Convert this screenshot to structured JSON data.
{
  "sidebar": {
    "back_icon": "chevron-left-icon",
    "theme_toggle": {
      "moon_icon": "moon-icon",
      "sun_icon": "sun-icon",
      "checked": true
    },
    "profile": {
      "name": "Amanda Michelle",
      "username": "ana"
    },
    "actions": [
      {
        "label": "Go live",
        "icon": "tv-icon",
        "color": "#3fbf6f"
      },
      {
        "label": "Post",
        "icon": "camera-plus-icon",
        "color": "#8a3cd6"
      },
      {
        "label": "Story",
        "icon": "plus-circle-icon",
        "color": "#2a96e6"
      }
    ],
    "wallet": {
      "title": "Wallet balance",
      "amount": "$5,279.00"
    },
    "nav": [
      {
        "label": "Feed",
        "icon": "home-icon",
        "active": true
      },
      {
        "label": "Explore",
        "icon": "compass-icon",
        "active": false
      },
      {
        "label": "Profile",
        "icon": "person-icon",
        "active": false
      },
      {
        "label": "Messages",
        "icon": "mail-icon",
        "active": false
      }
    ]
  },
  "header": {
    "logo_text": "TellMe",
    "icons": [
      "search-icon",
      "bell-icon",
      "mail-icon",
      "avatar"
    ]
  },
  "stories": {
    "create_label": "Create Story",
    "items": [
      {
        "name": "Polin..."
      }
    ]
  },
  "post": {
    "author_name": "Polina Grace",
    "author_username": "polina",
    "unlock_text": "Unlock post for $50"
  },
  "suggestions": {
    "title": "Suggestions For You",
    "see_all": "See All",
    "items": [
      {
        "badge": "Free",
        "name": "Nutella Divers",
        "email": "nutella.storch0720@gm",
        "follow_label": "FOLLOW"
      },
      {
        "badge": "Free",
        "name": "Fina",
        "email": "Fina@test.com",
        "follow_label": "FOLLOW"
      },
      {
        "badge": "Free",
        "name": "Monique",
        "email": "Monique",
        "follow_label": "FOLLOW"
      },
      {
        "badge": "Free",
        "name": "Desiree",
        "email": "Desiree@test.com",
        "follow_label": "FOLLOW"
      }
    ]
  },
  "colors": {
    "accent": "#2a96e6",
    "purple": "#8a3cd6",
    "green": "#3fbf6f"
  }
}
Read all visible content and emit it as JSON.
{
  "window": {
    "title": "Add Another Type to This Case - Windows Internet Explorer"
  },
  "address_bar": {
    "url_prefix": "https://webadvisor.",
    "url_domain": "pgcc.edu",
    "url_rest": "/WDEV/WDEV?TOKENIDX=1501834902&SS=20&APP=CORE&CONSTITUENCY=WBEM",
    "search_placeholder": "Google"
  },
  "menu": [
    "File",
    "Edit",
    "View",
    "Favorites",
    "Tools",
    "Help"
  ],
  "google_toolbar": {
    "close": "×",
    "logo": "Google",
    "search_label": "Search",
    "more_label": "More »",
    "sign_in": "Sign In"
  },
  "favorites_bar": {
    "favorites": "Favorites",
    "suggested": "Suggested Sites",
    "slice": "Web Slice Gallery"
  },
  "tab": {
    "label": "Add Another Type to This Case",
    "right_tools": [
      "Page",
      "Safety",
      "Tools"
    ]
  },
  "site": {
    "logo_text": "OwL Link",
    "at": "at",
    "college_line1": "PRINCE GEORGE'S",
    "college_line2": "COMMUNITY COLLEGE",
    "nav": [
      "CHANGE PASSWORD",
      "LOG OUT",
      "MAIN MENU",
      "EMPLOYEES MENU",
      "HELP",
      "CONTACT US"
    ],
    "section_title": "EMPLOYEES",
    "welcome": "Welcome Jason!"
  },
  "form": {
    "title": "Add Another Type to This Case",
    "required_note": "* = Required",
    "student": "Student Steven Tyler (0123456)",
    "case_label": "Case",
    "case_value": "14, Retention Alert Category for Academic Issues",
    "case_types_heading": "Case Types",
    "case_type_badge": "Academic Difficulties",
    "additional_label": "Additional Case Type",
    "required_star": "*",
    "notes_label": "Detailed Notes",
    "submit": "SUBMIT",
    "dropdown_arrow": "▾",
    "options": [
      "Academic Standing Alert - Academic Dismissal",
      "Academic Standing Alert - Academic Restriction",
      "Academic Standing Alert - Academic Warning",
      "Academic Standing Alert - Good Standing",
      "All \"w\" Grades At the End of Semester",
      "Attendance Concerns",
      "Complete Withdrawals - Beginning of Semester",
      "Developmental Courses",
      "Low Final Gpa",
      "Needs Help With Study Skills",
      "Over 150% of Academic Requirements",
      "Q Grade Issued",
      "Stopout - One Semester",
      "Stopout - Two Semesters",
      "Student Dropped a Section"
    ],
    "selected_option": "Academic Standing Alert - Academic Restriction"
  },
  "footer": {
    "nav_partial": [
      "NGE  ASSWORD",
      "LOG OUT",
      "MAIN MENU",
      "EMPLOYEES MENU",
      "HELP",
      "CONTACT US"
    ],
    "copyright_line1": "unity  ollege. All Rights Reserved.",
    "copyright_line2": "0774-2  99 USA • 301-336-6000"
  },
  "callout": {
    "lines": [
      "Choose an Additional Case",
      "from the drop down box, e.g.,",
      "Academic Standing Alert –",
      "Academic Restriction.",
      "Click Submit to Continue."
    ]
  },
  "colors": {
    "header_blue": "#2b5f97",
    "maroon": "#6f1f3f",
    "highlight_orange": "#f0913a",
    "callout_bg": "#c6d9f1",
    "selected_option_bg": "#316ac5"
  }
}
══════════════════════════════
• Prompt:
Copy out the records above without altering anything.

• Final answer:
Convert this screenshot to structured JSON data.
{
  "sidebar": {
    "back_icon": "chevron-left-icon",
    "theme_toggle": {
      "moon_icon": "moon-icon",
      "sun_icon": "sun-icon",
      "checked": true
    },
    "profile": {
      "name": "Amanda Michelle",
      "username": "ana"
    },
    "actions": [
      {
        "label": "Go live",
        "icon": "tv-icon",
        "color": "#3fbf6f"
      },
      {
        "label": "Post",
        "icon": "camera-plus-icon",
        "color": "#8a3cd6"
      },
      {
        "label": "Story",
        "icon": "plus-circle-icon",
        "color": "#2a96e6"
      }
    ],
    "wallet": {
      "title": "Wallet balance",
      "amount": "$5,279.00"
    },
    "nav": [
      {
        "label": "Feed",
        "icon": "home-icon",
        "active": true
      },
      {
        "label": "Explore",
        "icon": "compass-icon",
        "active": false
      },
      {
        "label": "Profile",
        "icon": "person-icon",
        "active": false
      },
      {
        "label": "Messages",
        "icon": "mail-icon",
        "active": false
      }
    ]
  },
  "header": {
    "logo_text": "TellMe",
    "icons": [
      "search-icon",
      "bell-icon",
      "mail-icon",
      "avatar"
    ]
  },
  "stories": {
    "create_label": "Create Story",
    "items": [
      {
        "name": "Polin..."
      }
    ]
  },
  "post": {
    "author_name": "Polina Grace",
    "author_username": "polina",
    "unlock_text": "Unlock post for $50"
  },
  "suggestions": {
    "title": "Suggestions For You",
    "see_all": "See All",
    "items": [
      {
        "badge": "Free",
        "name": "Nutella Divers",
        "email": "nutella.storch0720@gm",
        "follow_label": "FOLLOW"
      },
      {
        "badge": "Free",
        "name": "Fina",
        "email": "Fina@test.com",
        "follow_label": "FOLLOW"
      },
      {
        "badge": "Free",
        "name": "Monique",
        "email": "Monique",
        "follow_label": "FOLLOW"
      },
      {
        "badge": "Free",
        "name": "Desiree",
        "email": "Desiree@test.com",
        "follow_label": "FOLLOW"
      }
    ]
  },
  "colors": {
    "accent": "#2a96e6",
    "purple": "#8a3cd6",
    "green": "#3fbf6f"
  }
}
Read all visible content and emit it as JSON.
{
  "window": {
    "title": "Add Another Type to This Case - Windows Internet Explorer"
  },
  "address_bar": {
    "url_prefix": "https://webadvisor.",
    "url_domain": "pgcc.edu",
    "url_rest": "/WDEV/WDEV?TOKENIDX=1501834902&SS=20&APP=CORE&CONSTITUENCY=WBEM",
    "search_placeholder": "Google"
  },
  "menu": [
    "File",
    "Edit",
    "View",
    "Favorites",
    "Tools",
    "Help"
  ],
  "google_toolbar": {
    "close": "×",
    "logo": "Google",
    "search_label": "Search",
    "more_label": "More »",
    "sign_in": "Sign In"
  },
  "favorites_bar": {
    "favorites": "Favorites",
    "suggested": "Suggested Sites",
    "slice": "Web Slice Gallery"
  },
  "tab": {
    "label": "Add Another Type to This Case",
    "right_tools": [
      "Page",
      "Safety",
      "Tools"
    ]
  },
  "site": {
    "logo_text": "OwL Link",
    "at": "at",
    "college_line1": "PRINCE GEORGE'S",
    "college_line2": "COMMUNITY COLLEGE",
    "nav": [
      "CHANGE PASSWORD",
      "LOG OUT",
      "MAIN MENU",
      "EMPLOYEES MENU",
      "HELP",
      "CONTACT US"
    ],
    "section_title": "EMPLOYEES",
    "welcome": "Welcome Jason!"
  },
  "form": {
    "title": "Add Another Type to This Case",
    "required_note": "* = Required",
    "student": "Student Steven Tyler (0123456)",
    "case_label": "Case",
    "case_value": "14, Retention Alert Category for Academic Issues",
    "case_types_heading": "Case Types",
    "case_type_badge": "Academic Difficulties",
    "additional_label": "Additional Case Type",
    "required_star": "*",
    "notes_label": "Detailed Notes",
    "submit": "SUBMIT",
    "dropdown_arrow": "▾",
    "options": [
      "Academic Standing Alert - Academic Dismissal",
      "Academic Standing Alert - Academic Restriction",
      "Academic Standing Alert - Academic Warning",
      "Academic Standing Alert - Good Standing",
      "All \"w\" Grades At the End of Semester",
      "Attendance Concerns",
      "Complete Withdrawals - Beginning of Semester",
      "Developmental Courses",
      "Low Final Gpa",
      "Needs Help With Study Skills",
      "Over 150% of Academic Requirements",
      "Q Grade Issued",
      "Stopout - One Semester",
      "Stopout - Two Semesters",
      "Student Dropped a Section"
    ],
    "selected_option": "Academic Standing Alert - Academic Restriction"
  },
  "footer": {
    "nav_partial": [
      "NGE  ASSWORD",
      "LOG OUT",
      "MAIN MENU",
      "EMPLOYEES MENU",
      "HELP",
      "CONTACT US"
    ],
    "copyright_line1": "unity  ollege. All Rights Reserved.",
    "copyright_line2": "0774-2  99 USA • 301-336-6000"
  },
  "callout": {
    "lines": [
      "Choose an Additional Case",
      "from the drop down box, e.g.,",
      "Academic Standing Alert –",
      "Academic Restriction.",
      "Click Submit to Continue."
    ]
  },
  "colors": {
    "header_blue": "#2b5f97",
    "maroon": "#6f1f3f",
    "highlight_orange": "#f0913a",
    "callout_bg": "#c6d9f1",
    "selected_option_bg": "#316ac5"
  }
}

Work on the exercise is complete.